It is reported that with the aid of convex lenses a sharp-eyed Hollander has discovered countless little animals in the male seed, which do propel themselves about, like so many tadpoles, by means of a long, whip-like tail. We would like to know whether these spermatic worms might play a role in the generation of animals and men, or whether they are not rather the product of putrefaction, like the worms that we see spontaneously generated in rotten meat, and in the interstices betwixt our teeth. We would also like to know how this Hollander obtained his seed sample, whether his wife was not implicated in its procuring, and whether in his view the abomination of Onan is not in some way cancelled out by the great contribution this “waste” of seed has made to the advancement of medical knowledge.
We would sincerely like to know, in view of the tremendous recent advances in the science of embalming, why anyone would commission a statue to be raised of himself. Today, thanks to the ingenuity of our morticians, each man may become his own statue!
Should men eat eggs, or should they not? Will this matter never be settled?
We ourselves have, by use of tubes, and in front of a full auditorium, made the blood of a dog flow out of its body, and into that of another dog, and back again.

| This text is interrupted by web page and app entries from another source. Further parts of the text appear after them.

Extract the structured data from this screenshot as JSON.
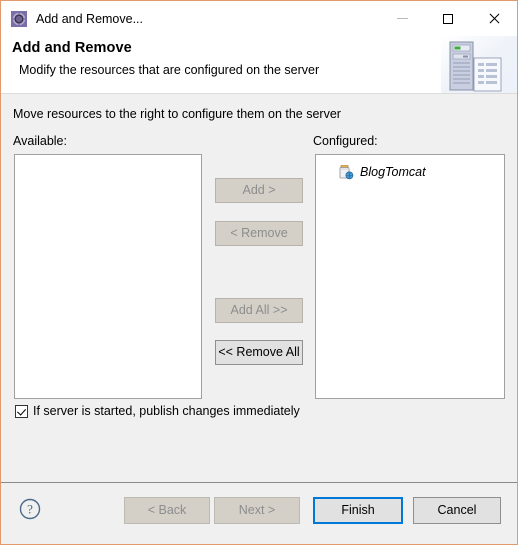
{
  "window": {
    "title": "Add and Remove...",
    "icon": "eclipse-wizard-icon",
    "border_color": "#e09a6e",
    "controls": {
      "minimize": "minimize-icon",
      "maximize": "maximize-icon",
      "close": "close-icon"
    }
  },
  "header": {
    "title": "Add and Remove",
    "description": "Modify the resources that are configured on the server",
    "art": "server-and-document-icon"
  },
  "main": {
    "instruction": "Move resources to the right to configure them on the server",
    "available": {
      "label": "Available:",
      "items": []
    },
    "configured": {
      "label": "Configured:",
      "items": [
        {
          "name": "BlogTomcat",
          "icon": "web-module-icon"
        }
      ]
    },
    "transfer_buttons": [
      {
        "label": "Add >",
        "enabled": false
      },
      {
        "label": "< Remove",
        "enabled": false
      },
      {
        "label": "Add All >>",
        "enabled": false
      },
      {
        "label": "<< Remove All",
        "enabled": true
      }
    ],
    "publish_checkbox": {
      "label": "If server is started, publish changes immediately",
      "checked": true
    }
  },
  "footer": {
    "help": "help-icon",
    "buttons": [
      {
        "label": "< Back",
        "enabled": false,
        "focused": false
      },
      {
        "label": "Next >",
        "enabled": false,
        "focused": false
      },
      {
        "label": "Finish",
        "enabled": true,
        "focused": true
      },
      {
        "label": "Cancel",
        "enabled": true,
        "focused": false
      }
    ]
  },
  "colors": {
    "accent": "#0078d7",
    "dialog_bg": "#f0f0f0",
    "field_bg": "#ffffff"
  }
}
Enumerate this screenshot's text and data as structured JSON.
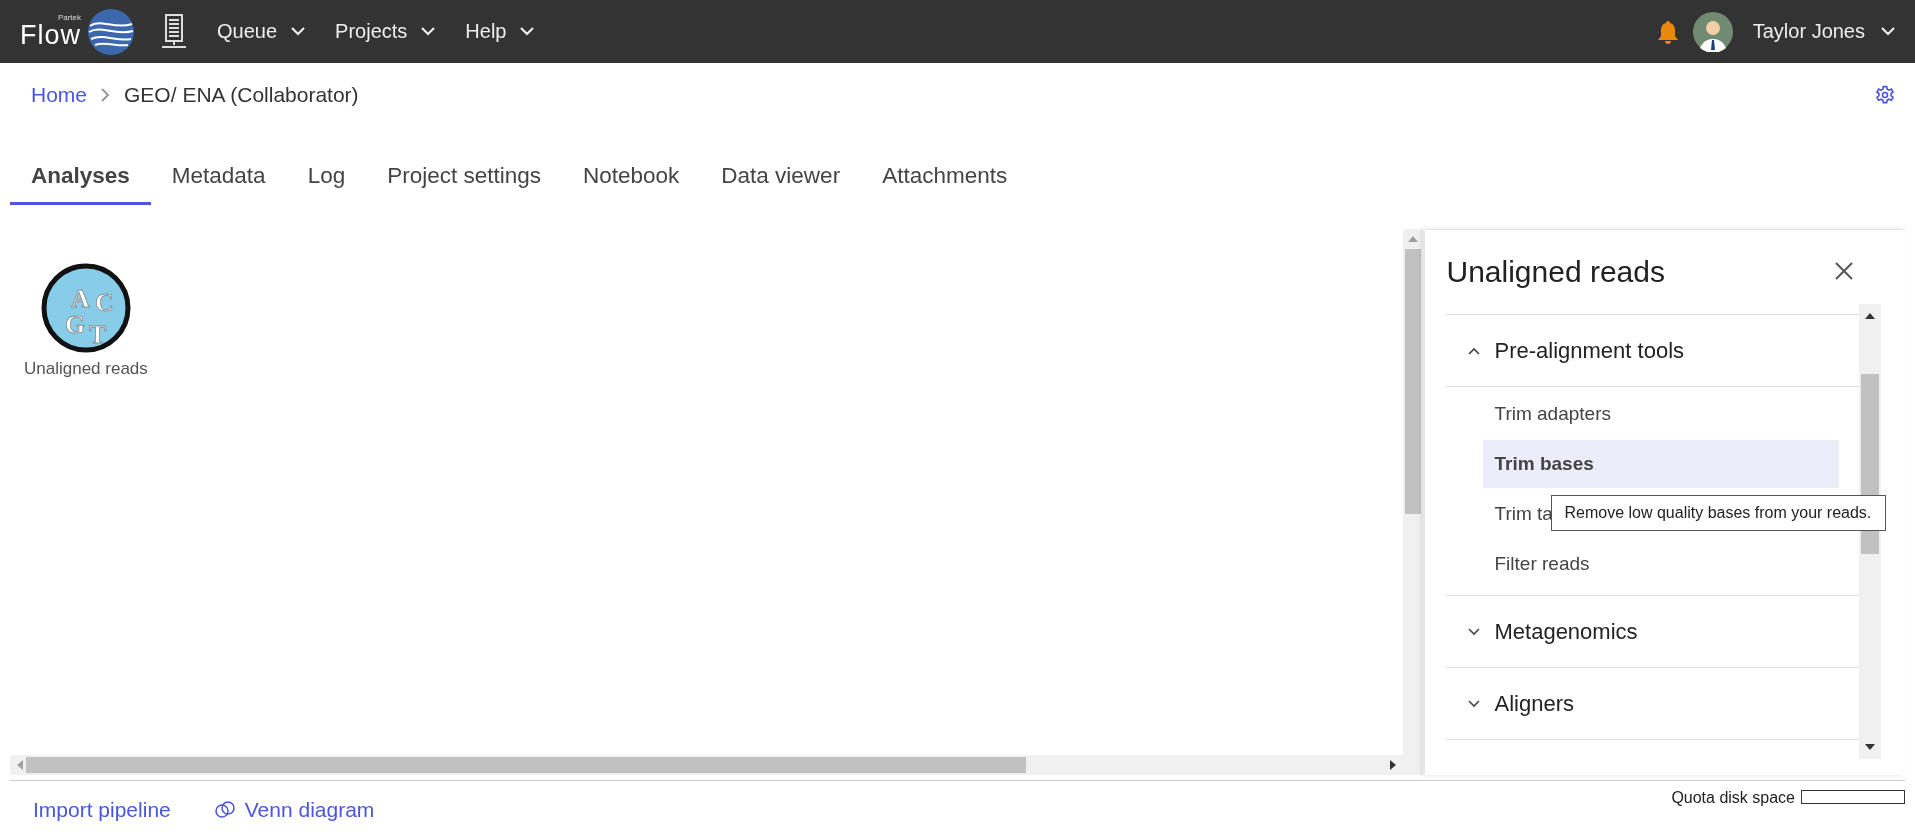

This amazing spectacle went on for some time, until one of the dogs began to cry most pitiably, and a rather effeminate man in the audience, a certain “Mr. Frilly” who is no member of our Society and who generally prefers to pass his time writing in a journal at great length about his favorite condiments, himself cried out: for the love of God, have you no mercy, &c. We halted the experiment, but in any case what interests us most is the possibility of performing the same feat with two animals of different kinds, or with a man and an animal. This latter experiment might prove to have tremendous therapeutic benefits, as the blood of a docile and pacific lamb, for example, could be made to flow through the veins of a mad hospital patient unable to have his sanguinity subdued by the usual method of applying leeches.
We have received news of the “science wars” raging in the universities of lands less advanced than ours. It appears one of the belligerent camps asserts that science is only a “narrative,” and is in no way superior to other folk practices, like musical theatre, or gin-rummy. Are these people mad? Could they perhaps use a drop of lamb’s blood in their veins too? And what could they know of science? Do they belong to Scientific Societies, such as ours? Or do they teach English literature, like The Red Badge of Courage, Oliver Twist, and Old Yeller? Please tell us: what do these people know of science?
Berlin, March 25, 2008
For an extensive archive of Justin Smith’s writing, please visit www.jehsmith.com.